Atlantic salmon are making a comeback in Maine, the United States since conservation measures have been put in place, and should efforts stay strong, the fish are on track to thriving as they used to.
Protected by the Endangered Species Act, the Atlantic salmon survives thanks to successful conservation measures. According to the latest official count, there are more than 1,500 in Penobscot River, a record in comparison to the past decade.

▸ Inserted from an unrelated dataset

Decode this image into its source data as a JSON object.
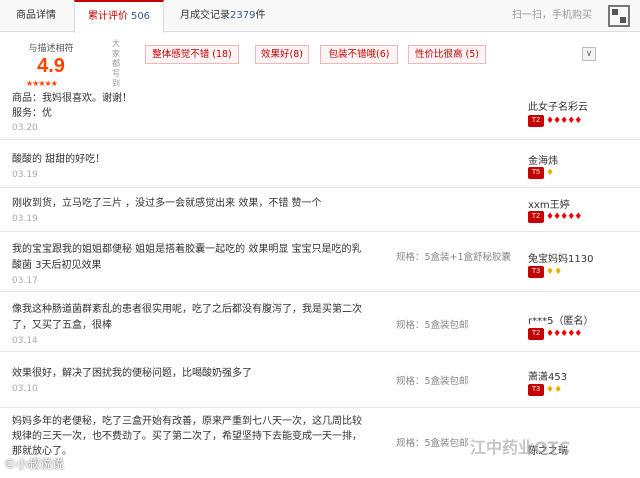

In four of the last five years, the number of salmon in Penobscot River reached over 1,000 after several years when the number never exceeded 840. Once, there were tens of thousands of them in the Penobscot River, which remains home to the country’s largest run of Atlantic salmon. The largest number in recent history was registered in 2011, with 2,900 specimens. Overfishing, loss of habitat, and pollution have hindered the fish species’ survival. Conservation groups have long asked for the removal of dams to restore salmon. The latest count gives their request a leg to stand on since “it is a tick up compared to previous years, but in the grand scheme of things, it’s still abysmal,” states Dan McCaw, fisheries program manager for the Penobscot Nation.